"Long-standing but little-publicized software problems, and insufficient memory in one of the detectors, have clouded the vision of the world's leading -ray telescope to the highest-energy -rays. The flaws do not seriously threaten the satellite's observations at low energies. But they have hampered studies at energies greater than 10 billion electronvolts (GeV), which could yield clues to dark matter and the powerful stellar explosions known as -ray bursts, says particle physicist Bill Atwood at the University of California, Santa Cruz, a member of the Fermi team who helped to design the craft's instruments."
Doubt cast on Fermi's dark matter smoking gun, New Scientist
"The team first had to reprocess their data from the galactic centre to account for a glitch caused by a damaged instrument on the telescope. That revealed that the signal had shifted from 130 to 135 GeV, Albert told the Fourth International Fermi Symposium in Monterey, California, on 2 November. What's more, that signal had faded to statistical insignificance. "The feature's gotten a little smaller," she says. "It hasn't gone away completely, but we do not see it to be very significant. At this point, we have to cast doubt on this being a dark matter line."

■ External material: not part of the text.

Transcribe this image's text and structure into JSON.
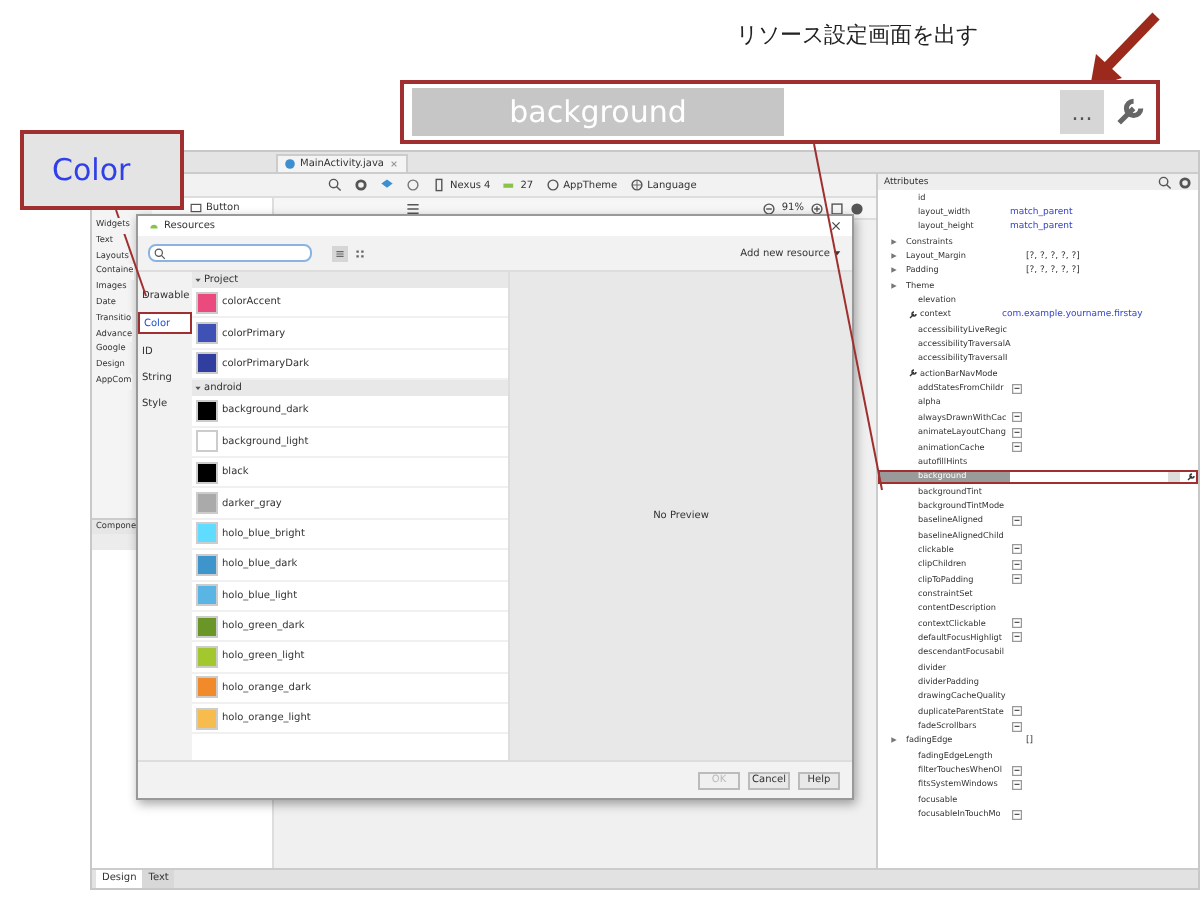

"Scientists working with data from NASA's Fermi Gamma-ray Space Telescope have looked for signals from some of these hypothetical particles by zeroing in on 10 small, faint galaxies that orbit our own. Although no signals have been detected, a novel analysis technique applied to two years of data from the observatory's Large Area Telescope (LAT) has essentially eliminated these particle candidates for the first time."